[Records for this exercise — start]
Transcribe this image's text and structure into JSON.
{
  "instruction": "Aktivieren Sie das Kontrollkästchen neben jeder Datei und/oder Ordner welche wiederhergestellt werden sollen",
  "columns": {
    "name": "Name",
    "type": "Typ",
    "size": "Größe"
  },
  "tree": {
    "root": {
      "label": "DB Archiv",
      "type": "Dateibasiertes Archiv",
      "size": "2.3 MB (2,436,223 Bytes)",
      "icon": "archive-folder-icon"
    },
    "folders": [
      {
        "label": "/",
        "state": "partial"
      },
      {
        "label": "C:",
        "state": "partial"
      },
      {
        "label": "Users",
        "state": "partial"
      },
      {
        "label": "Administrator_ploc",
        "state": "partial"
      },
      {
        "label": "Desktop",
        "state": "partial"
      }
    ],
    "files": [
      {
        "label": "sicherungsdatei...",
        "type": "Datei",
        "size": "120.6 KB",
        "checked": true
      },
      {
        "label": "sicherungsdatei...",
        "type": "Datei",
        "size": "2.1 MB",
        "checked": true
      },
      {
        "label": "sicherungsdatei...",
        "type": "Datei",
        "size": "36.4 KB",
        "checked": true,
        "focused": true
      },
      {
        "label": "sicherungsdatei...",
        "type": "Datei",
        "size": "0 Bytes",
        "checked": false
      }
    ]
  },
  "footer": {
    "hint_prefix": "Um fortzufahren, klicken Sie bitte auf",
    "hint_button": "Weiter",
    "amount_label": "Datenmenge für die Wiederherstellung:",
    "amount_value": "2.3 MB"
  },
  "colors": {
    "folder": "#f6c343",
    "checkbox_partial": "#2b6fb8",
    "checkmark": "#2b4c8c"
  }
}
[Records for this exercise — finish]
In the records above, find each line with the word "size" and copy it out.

    "size": "Größe"
      "size": "2.3 MB (2,436,223 Bytes)",
        "size": "120.6 KB",
        "size": "2.1 MB",
        "size": "36.4 KB",
        "size": "0 Bytes",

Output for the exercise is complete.